The plot of the story follows many of the conventions found in fantasy writing; a mysterious heritage, unknown protector, and magical creatures. There is little new in this. Forster’s novel is successful, to a large measure, because of her well-thought out setting. By setting her story into a South-Asian inspired context, she is able to bring the real issue of a controlled family size policy found in China with a culture of undervaluing girls to her fantasy. These concepts provide a very modern context for the fictional City of a Thousand Dolls. To this, she has added the details to provide further foundation to her story; the girls being trained for specific tasks by the different houses, which provides some excellent secondary characters for Nisha to interact with.
Nisha must solve the murders occurring in the City of a Thousand Dolls to save her own life and the life of her friends. While trying to uncover the mystery, Nisha soon learns that there is more to her own story than what she was led to believe when she was abandoned at the gates of the City years below.
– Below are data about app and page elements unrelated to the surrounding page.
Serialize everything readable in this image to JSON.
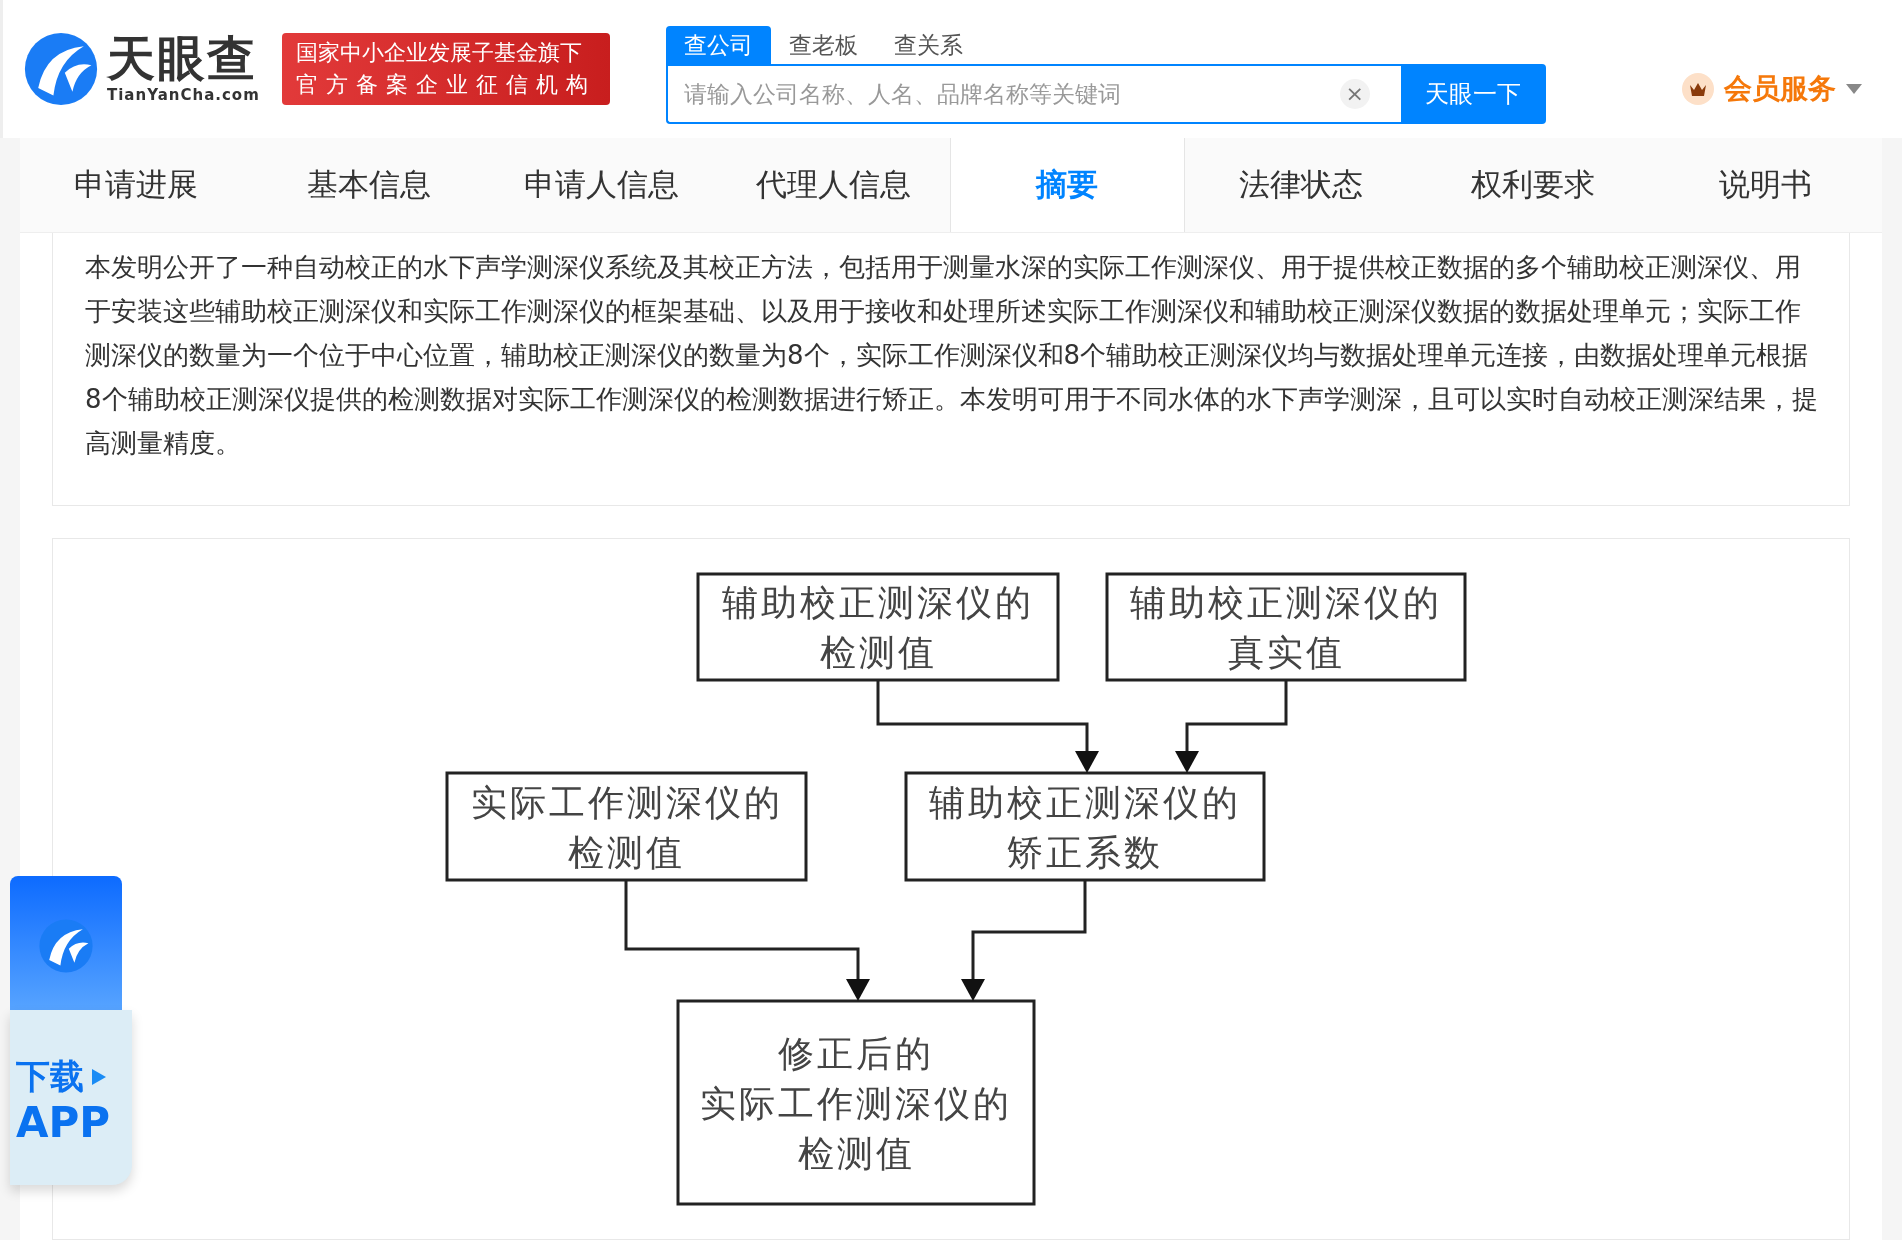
{
  "header": {
    "logo_text": "天眼查",
    "logo_domain": "TianYanCha.com",
    "badge_lines": [
      "国家中小企业发展子基金旗下",
      "官方备案企业征信机构"
    ],
    "search_tabs": [
      {
        "label": "查公司",
        "selected": true
      },
      {
        "label": "查老板",
        "selected": false
      },
      {
        "label": "查关系",
        "selected": false
      }
    ],
    "search": {
      "placeholder": "请输入公司名称、人名、品牌名称等关键词",
      "clear": "×",
      "button": "天眼一下"
    },
    "vip": "会员服务"
  },
  "nav_tabs": [
    {
      "label": "申请进展",
      "selected": false
    },
    {
      "label": "基本信息",
      "selected": false
    },
    {
      "label": "申请人信息",
      "selected": false
    },
    {
      "label": "代理人信息",
      "selected": false
    },
    {
      "label": "摘要",
      "selected": true
    },
    {
      "label": "法律状态",
      "selected": false
    },
    {
      "label": "权利要求",
      "selected": false
    },
    {
      "label": "说明书",
      "selected": false
    }
  ],
  "abstract": "本发明公开了一种自动校正的水下声学测深仪系统及其校正方法，包括用于测量水深的实际工作测深仪、用于提供校正数据的多个辅助校正测深仪、用于安装这些辅助校正测深仪和实际工作测深仪的框架基础、以及用于接收和处理所述实际工作测深仪和辅助校正测深仪数据的数据处理单元；实际工作测深仪的数量为一个位于中心位置，辅助校正测深仪的数量为8个，实际工作测深仪和8个辅助校正测深仪均与数据处理单元连接，由数据处理单元根据8个辅助校正测深仪提供的检测数据对实际工作测深仪的检测数据进行矫正。本发明可用于不同水体的水下声学测深，且可以实时自动校正测深结果，提高测量精度。",
  "flowchart": {
    "nodes": [
      {
        "lines": [
          "辅助校正测深仪的",
          "检测值"
        ]
      },
      {
        "lines": [
          "辅助校正测深仪的",
          "真实值"
        ]
      },
      {
        "lines": [
          "实际工作测深仪的",
          "检测值"
        ]
      },
      {
        "lines": [
          "辅助校正测深仪的",
          "矫正系数"
        ]
      },
      {
        "lines": [
          "修正后的",
          "实际工作测深仪的",
          "检测值"
        ]
      }
    ]
  },
  "download_widget": {
    "line1": "下载",
    "line2": "APP"
  }
}
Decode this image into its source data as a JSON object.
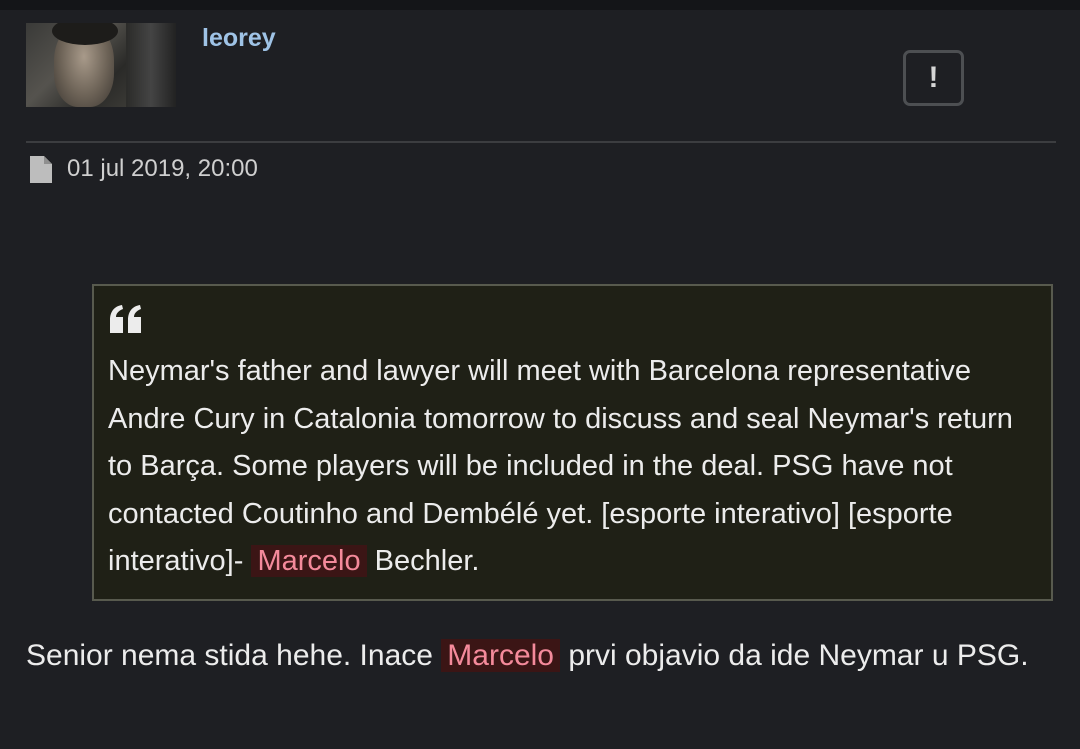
{
  "post": {
    "username": "leorey",
    "report_label": "!",
    "date": "01 jul 2019, 20:00",
    "icons": {
      "report": "exclamation-icon",
      "post": "document-icon",
      "quote": "quote-icon"
    }
  },
  "quote": {
    "text_before": "Neymar's father and lawyer will meet with Barcelona representative Andre Cury in Catalonia tomorrow to discuss and seal Neymar's return to Barça. Some players will be included in the deal. PSG have not contacted Coutinho and Dembélé yet. [esporte interativo] [esporte interativo]- ",
    "highlight": "Marcelo",
    "text_after": " Bechler."
  },
  "comment": {
    "text_before": "Senior nema stida hehe. Inace ",
    "highlight": "Marcelo",
    "text_after": " prvi objavio da ide Neymar u PSG."
  },
  "colors": {
    "background": "#1e1f23",
    "username": "#9fc3e6",
    "quote_background": "#1f2016",
    "highlight_text": "#f48a9b",
    "highlight_background": "#3b1515"
  }
}
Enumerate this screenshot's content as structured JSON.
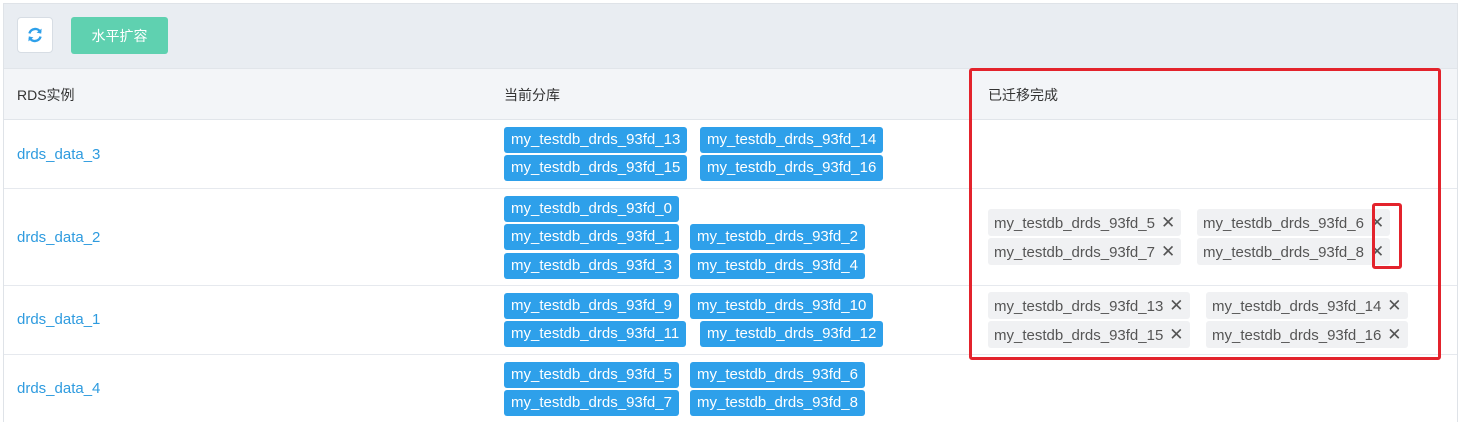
{
  "colors": {
    "accent": "#2ea0ea",
    "primary_button": "#5fd1b0",
    "link": "#2e9bdf",
    "highlight": "#e3232c"
  },
  "toolbar": {
    "refresh_icon": "refresh-icon",
    "scale_label": "水平扩容"
  },
  "table": {
    "headers": [
      "RDS实例",
      "当前分库",
      "已迁移完成"
    ],
    "rows": [
      {
        "instance": "drds_data_3",
        "shards": [
          "my_testdb_drds_93fd_13",
          "my_testdb_drds_93fd_14",
          "my_testdb_drds_93fd_15",
          "my_testdb_drds_93fd_16"
        ],
        "migrated": []
      },
      {
        "instance": "drds_data_2",
        "shards": [
          "my_testdb_drds_93fd_0",
          "my_testdb_drds_93fd_1",
          "my_testdb_drds_93fd_2",
          "my_testdb_drds_93fd_3",
          "my_testdb_drds_93fd_4"
        ],
        "migrated": [
          "my_testdb_drds_93fd_5",
          "my_testdb_drds_93fd_6",
          "my_testdb_drds_93fd_7",
          "my_testdb_drds_93fd_8"
        ]
      },
      {
        "instance": "drds_data_1",
        "shards": [
          "my_testdb_drds_93fd_9",
          "my_testdb_drds_93fd_10",
          "my_testdb_drds_93fd_11",
          "my_testdb_drds_93fd_12"
        ],
        "migrated": [
          "my_testdb_drds_93fd_13",
          "my_testdb_drds_93fd_14",
          "my_testdb_drds_93fd_15",
          "my_testdb_drds_93fd_16"
        ]
      },
      {
        "instance": "drds_data_4",
        "shards": [
          "my_testdb_drds_93fd_5",
          "my_testdb_drds_93fd_6",
          "my_testdb_drds_93fd_7",
          "my_testdb_drds_93fd_8"
        ],
        "migrated": []
      }
    ]
  },
  "remove_glyph": "✕"
}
Do the nomadic Kildi play a role in the murders? And what do the tribe of cats who call the City home know of the present mystery and her own murky past?
Information about the author:
City of a Thousand Dolls is the debut novel by Miriam Forster. In her blog, Dancing with Dragons is hard on Your Shoes, she describes herself as a “recovering barista” and “a bit of a hermit.” She is currently working on a companion book.
- Social justice issues
- World History – China: one child policy, India: caste system
- Strong female characters
- Companion to Little Princes
- Trailer (from HarperCollins):
Reading level/interest: 13 and up
Why did you include this book in the titles chosen?:
- City of a Thousand Dolls was recommended by an avid teen reader who appreciated the originality of the setting and characters that wraps a tradition fantasy theme of a young protagonist finding out she is special and in the process becomes a hero. I included it because of the mystery elements.